**Input**
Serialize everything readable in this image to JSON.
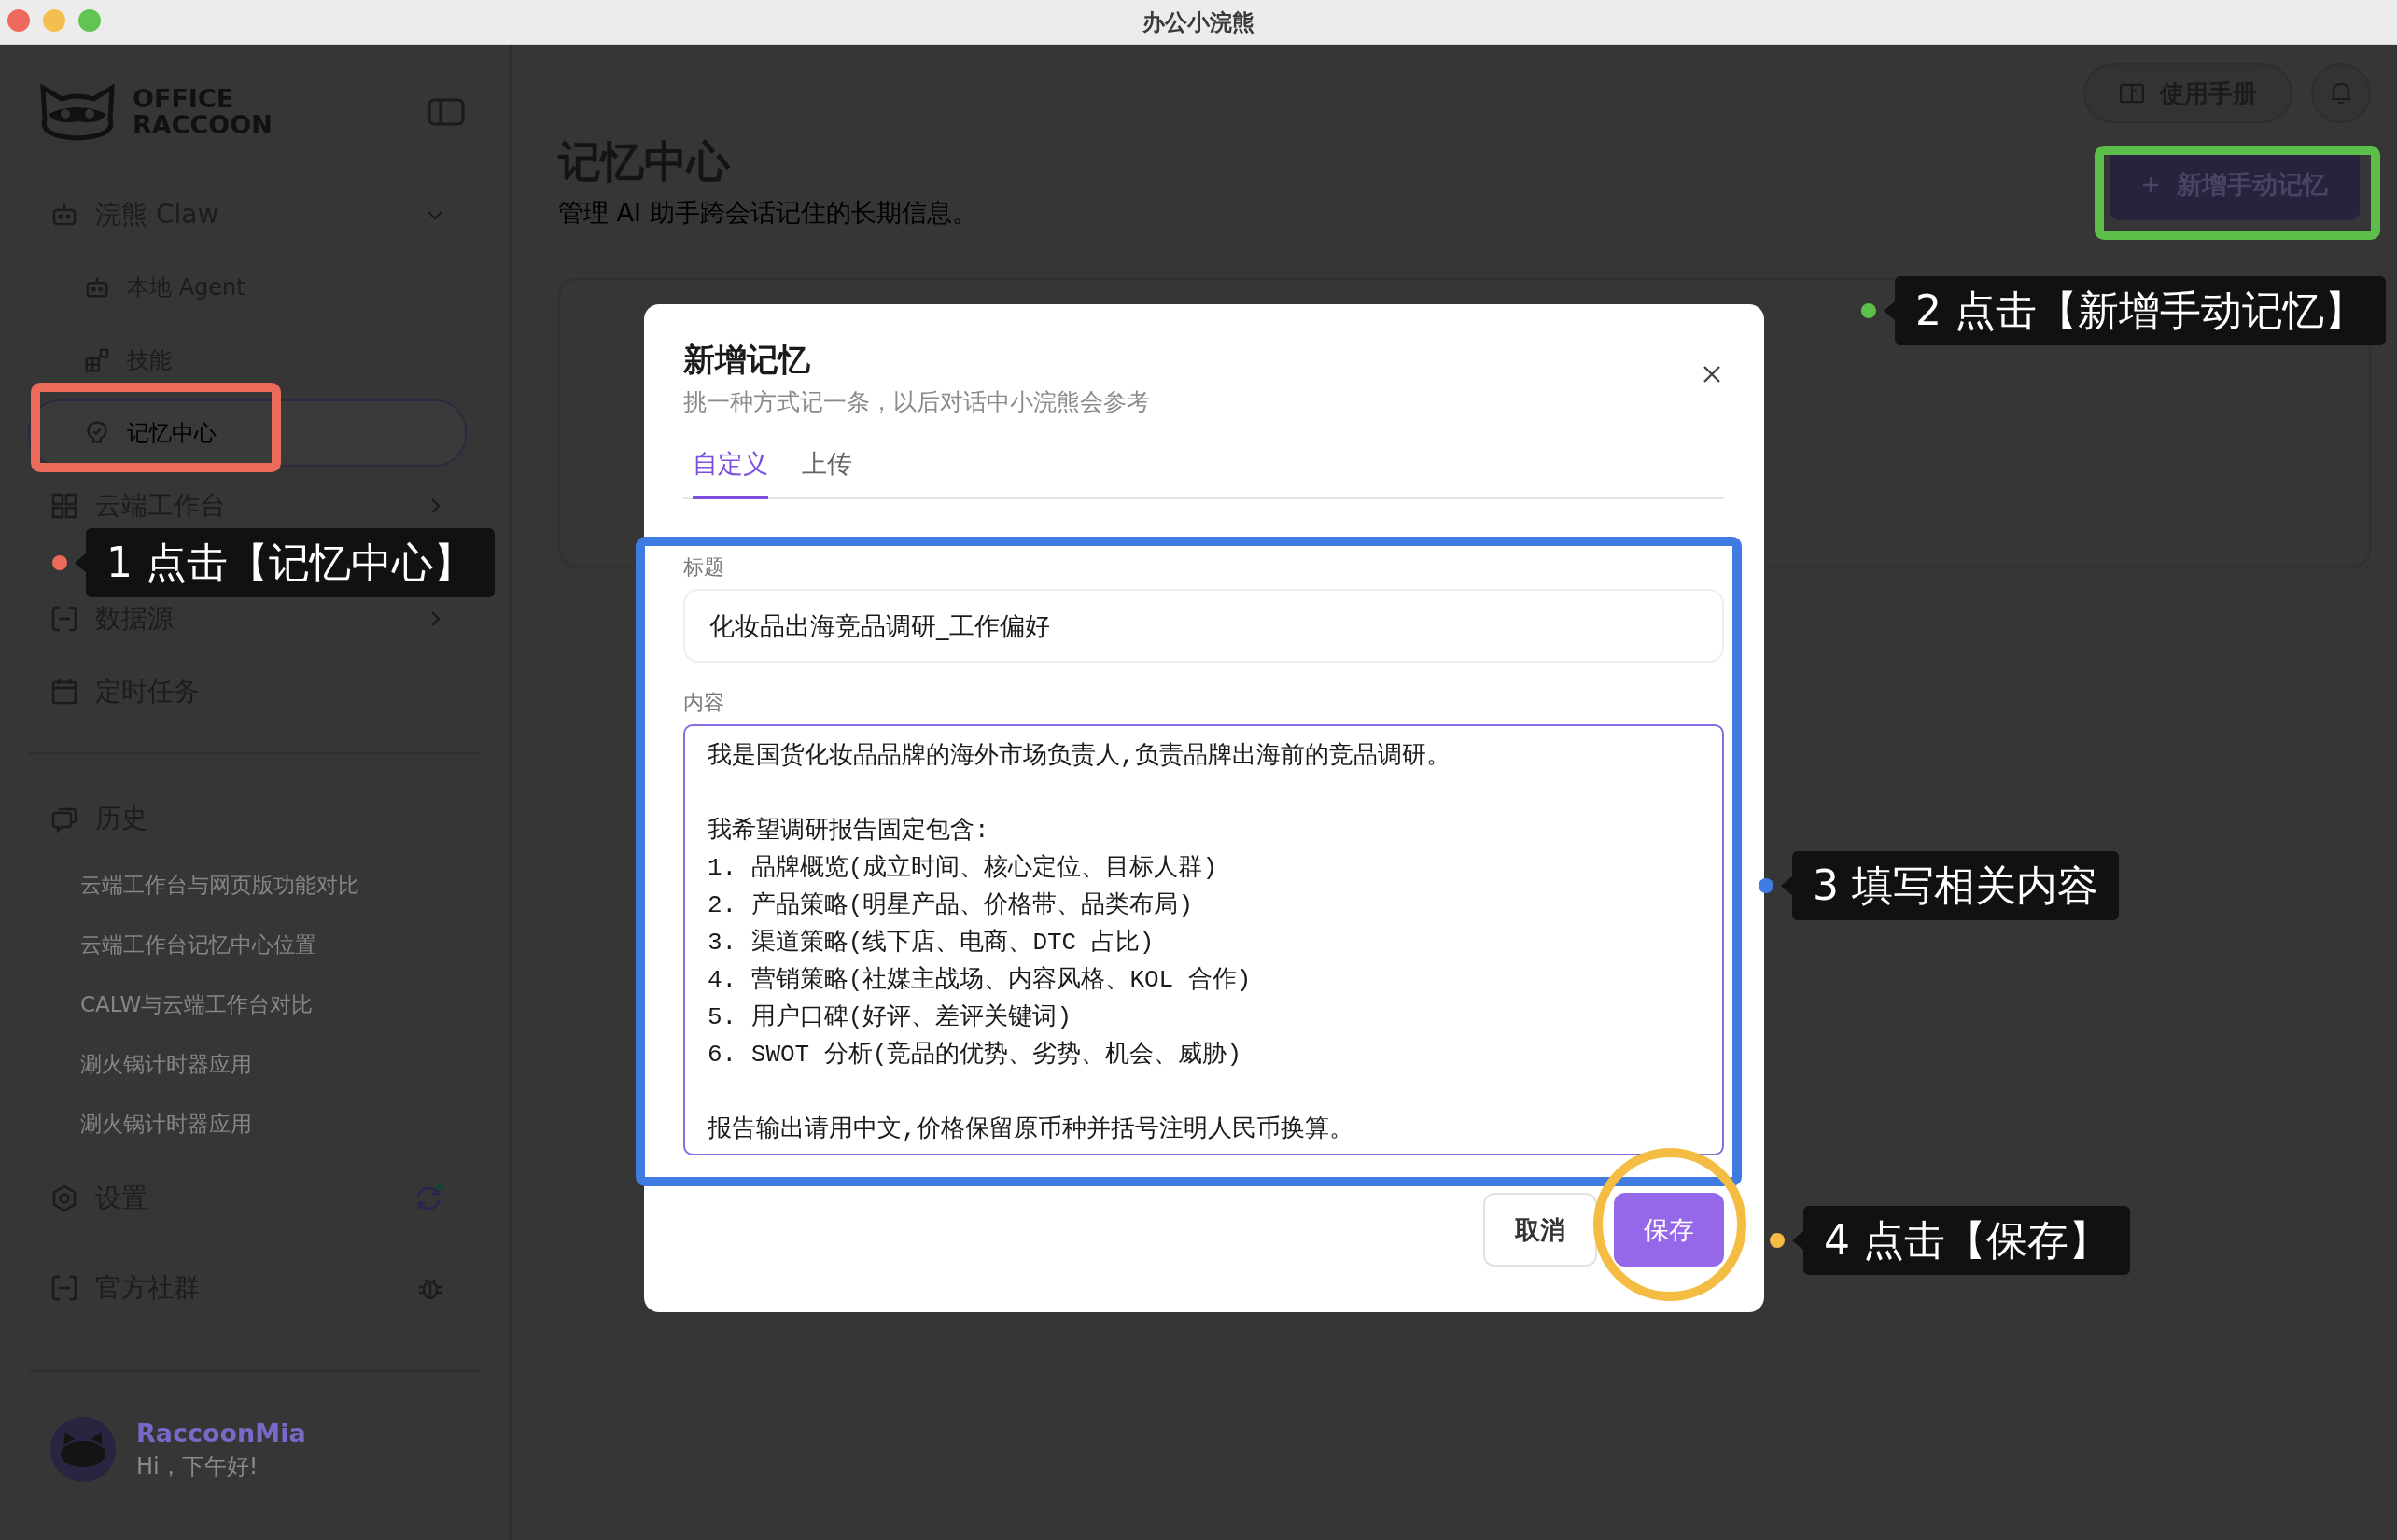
{
  "window": {
    "title": "办公小浣熊"
  },
  "sidebar": {
    "logo": {
      "line_1": "OFFICE",
      "line_2": "RACCOON"
    },
    "nav": [
      {
        "label": "浣熊 Claw",
        "kind": "group",
        "expanded": true,
        "selected": false,
        "children": [
          {
            "label": "本地 Agent",
            "selected": false
          },
          {
            "label": "技能",
            "selected": false
          },
          {
            "label": "记忆中心",
            "selected": true
          }
        ]
      },
      {
        "label": "云端工作台",
        "kind": "group",
        "expanded": false,
        "selected": false
      },
      {
        "label": "数据源",
        "kind": "group",
        "expanded": false,
        "selected": false
      },
      {
        "label": "定时任务",
        "kind": "link",
        "selected": false
      }
    ],
    "history": {
      "title": "历史",
      "items": [
        "云端工作台与网页版功能对比",
        "云端工作台记忆中心位置",
        "CALW与云端工作台对比",
        "涮火锅计时器应用",
        "涮火锅计时器应用"
      ]
    },
    "footer_items": [
      {
        "label": "设置"
      },
      {
        "label": "官方社群"
      }
    ],
    "user": {
      "name": "RaccoonMia",
      "greeting": "Hi，下午好!"
    }
  },
  "main": {
    "title": "记忆中心",
    "subtitle": "管理 AI 助手跨会话记住的长期信息。",
    "manual_button": "使用手册",
    "new_button": "新增手动记忆"
  },
  "dialog": {
    "title": "新增记忆",
    "subtitle": "挑一种方式记一条，以后对话中小浣熊会参考",
    "tabs": [
      {
        "label": "自定义",
        "selected": true
      },
      {
        "label": "上传",
        "selected": false
      }
    ],
    "fields": [
      {
        "label": "标题",
        "kind": "input",
        "focused": false,
        "value": "化妆品出海竞品调研_工作偏好"
      },
      {
        "label": "内容",
        "kind": "textarea",
        "focused": true,
        "paragraphs": [
          [
            "我是国货化妆品品牌的海外市场负责人,负责品牌出海前的竞品调研。"
          ],
          [
            "我希望调研报告固定包含:",
            "1. 品牌概览(成立时间、核心定位、目标人群)",
            "2. 产品策略(明星产品、价格带、品类布局)",
            "3. 渠道策略(线下店、电商、DTC 占比)",
            "4. 营销策略(社媒主战场、内容风格、KOL 合作)",
            "5. 用户口碑(好评、差评关键词)",
            "6. SWOT 分析(竞品的优势、劣势、机会、威胁)"
          ],
          [
            "报告输出请用中文,价格保留原币种并括号注明人民币换算。"
          ]
        ]
      }
    ],
    "buttons": [
      {
        "label": "取消",
        "kind": "secondary"
      },
      {
        "label": "保存",
        "kind": "primary"
      }
    ]
  },
  "annotations": [
    {
      "label": "1 点击【记忆中心】",
      "color": "#ec6a5a"
    },
    {
      "label": "2 点击【新增手动记忆】",
      "color": "#5cbf4a"
    },
    {
      "label": "3 填写相关内容",
      "color": "#3f7be0"
    },
    {
      "label": "4 点击【保存】",
      "color": "#f4bc42"
    }
  ]
}
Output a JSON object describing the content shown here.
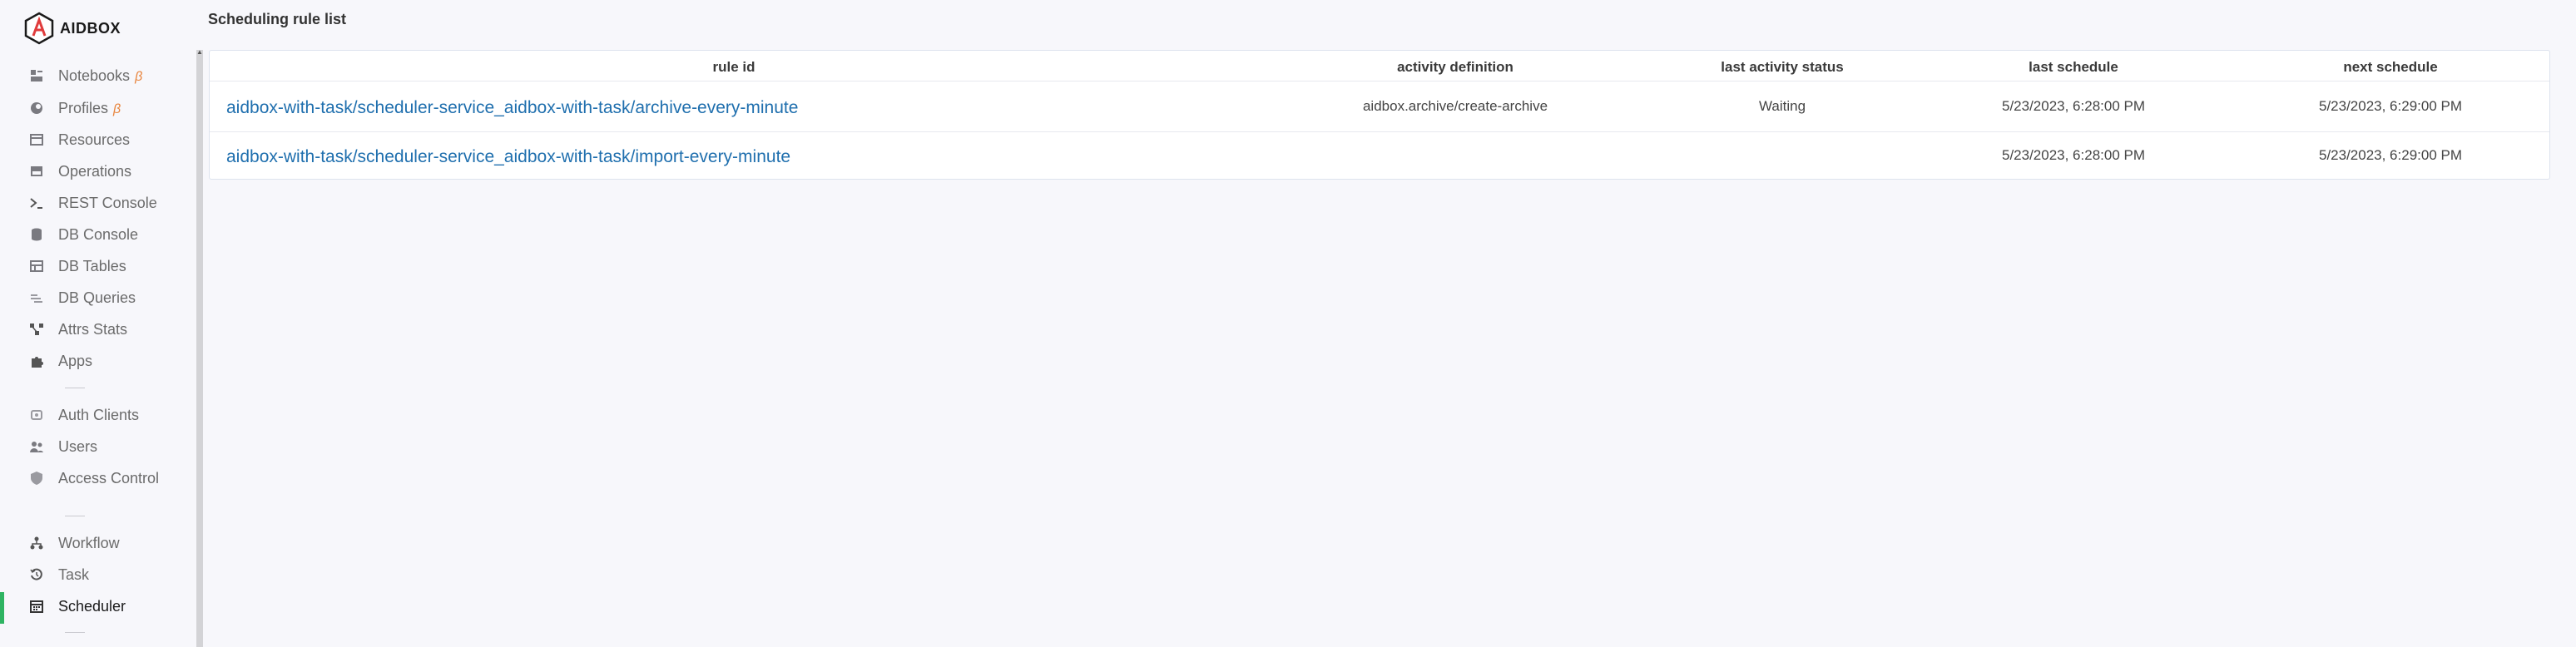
{
  "brand": {
    "name": "AIDBOX"
  },
  "sidebar": {
    "items": [
      {
        "label": "Notebooks",
        "icon": "notebook-icon",
        "beta": "β"
      },
      {
        "label": "Profiles",
        "icon": "profile-icon",
        "beta": "β"
      },
      {
        "label": "Resources",
        "icon": "resources-icon"
      },
      {
        "label": "Operations",
        "icon": "operations-icon"
      },
      {
        "label": "REST Console",
        "icon": "terminal-icon"
      },
      {
        "label": "DB Console",
        "icon": "database-icon"
      },
      {
        "label": "DB Tables",
        "icon": "table-icon"
      },
      {
        "label": "DB Queries",
        "icon": "queries-icon"
      },
      {
        "label": "Attrs Stats",
        "icon": "stats-icon"
      },
      {
        "label": "Apps",
        "icon": "puzzle-icon"
      },
      {
        "label": "Auth Clients",
        "icon": "auth-client-icon"
      },
      {
        "label": "Users",
        "icon": "users-icon"
      },
      {
        "label": "Access Control",
        "icon": "shield-icon"
      },
      {
        "label": "Workflow",
        "icon": "workflow-icon"
      },
      {
        "label": "Task",
        "icon": "history-icon"
      },
      {
        "label": "Scheduler",
        "icon": "calendar-icon",
        "active": true
      }
    ]
  },
  "main": {
    "title": "Scheduling rule list",
    "table": {
      "columns": [
        "rule id",
        "activity definition",
        "last activity status",
        "last schedule",
        "next schedule"
      ],
      "rows": [
        {
          "rule_id": "aidbox-with-task/scheduler-service_aidbox-with-task/archive-every-minute",
          "activity_definition": "aidbox.archive/create-archive",
          "last_activity_status": "Waiting",
          "last_schedule": "5/23/2023, 6:28:00 PM",
          "next_schedule": "5/23/2023, 6:29:00 PM"
        },
        {
          "rule_id": "aidbox-with-task/scheduler-service_aidbox-with-task/import-every-minute",
          "activity_definition": "",
          "last_activity_status": "",
          "last_schedule": "5/23/2023, 6:28:00 PM",
          "next_schedule": "5/23/2023, 6:29:00 PM"
        }
      ]
    }
  },
  "colors": {
    "accent": "#2fb462",
    "link": "#1f6fae",
    "beta": "#e8843c"
  }
}
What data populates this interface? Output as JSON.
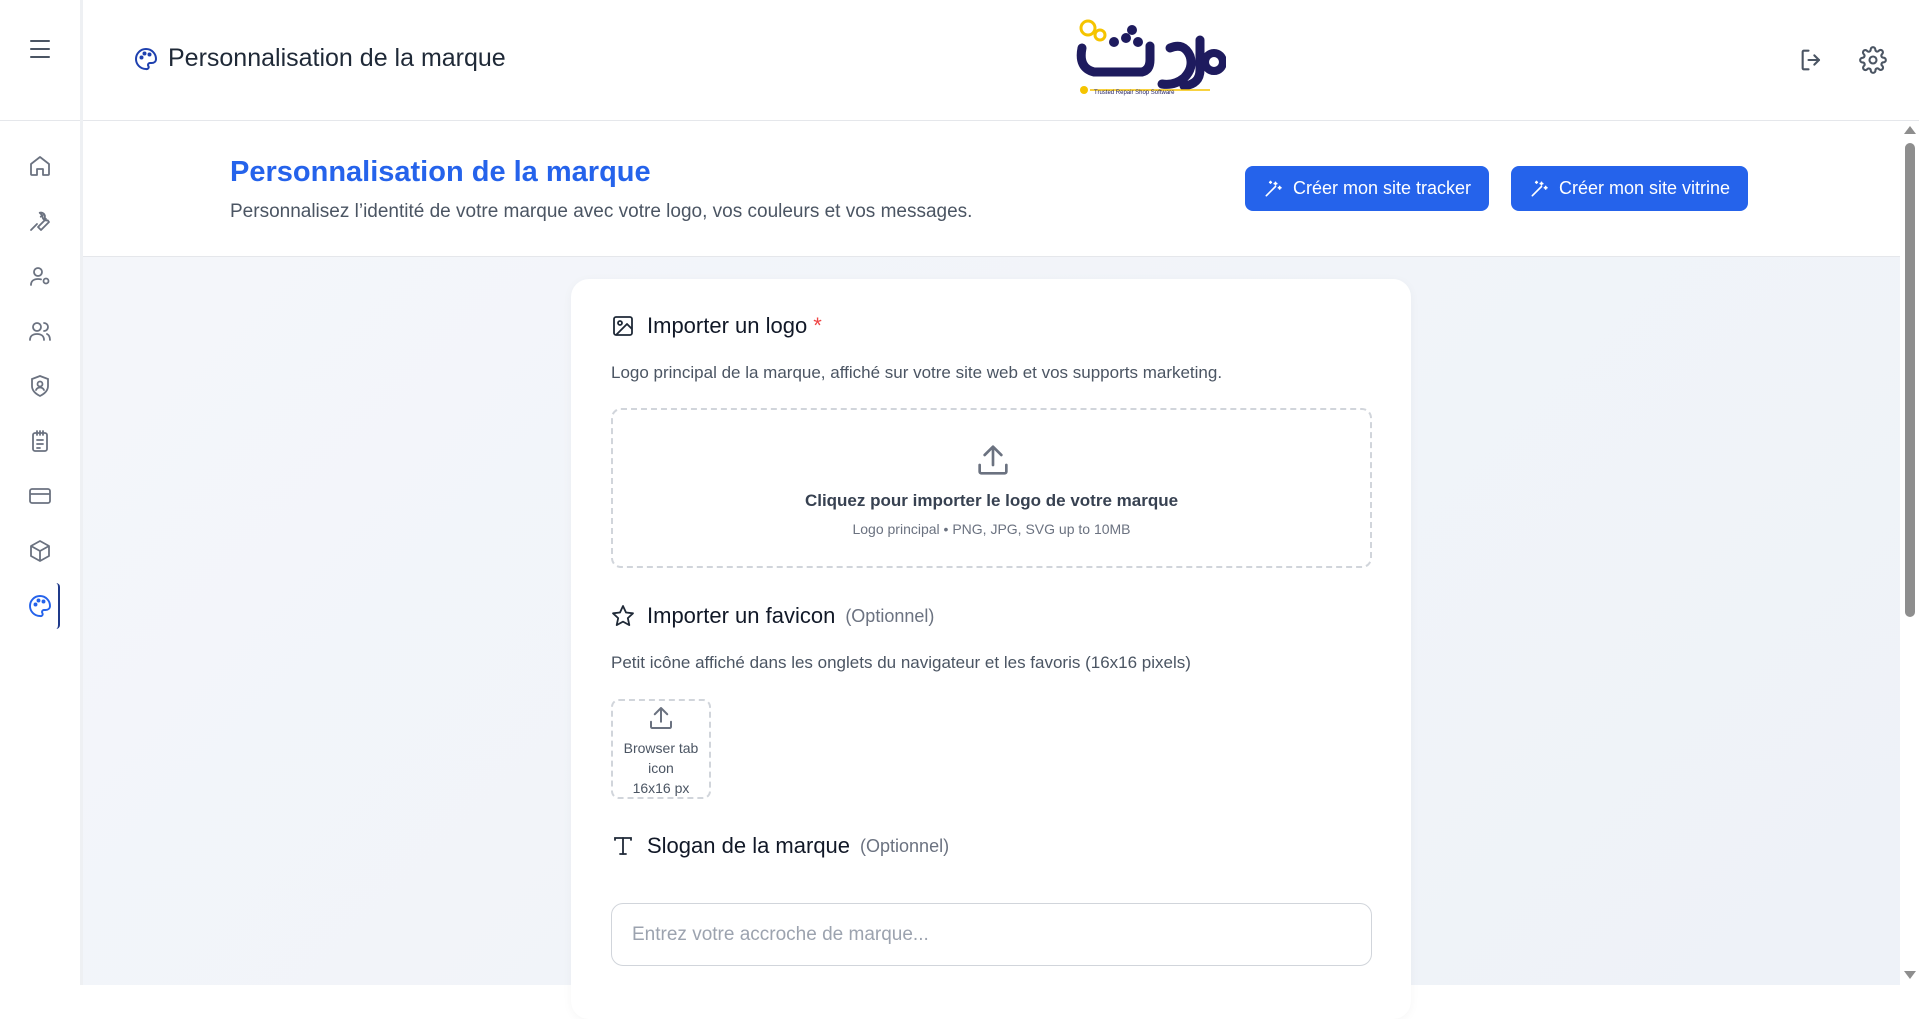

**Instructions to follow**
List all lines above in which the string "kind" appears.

**Output of the task**
        "kind": "group",
        "kind": "group",
        "kind": "group",
        "kind": "link",
        "kind": "input",
        "kind": "textarea",
        "kind": "secondary"
        "kind": "primary"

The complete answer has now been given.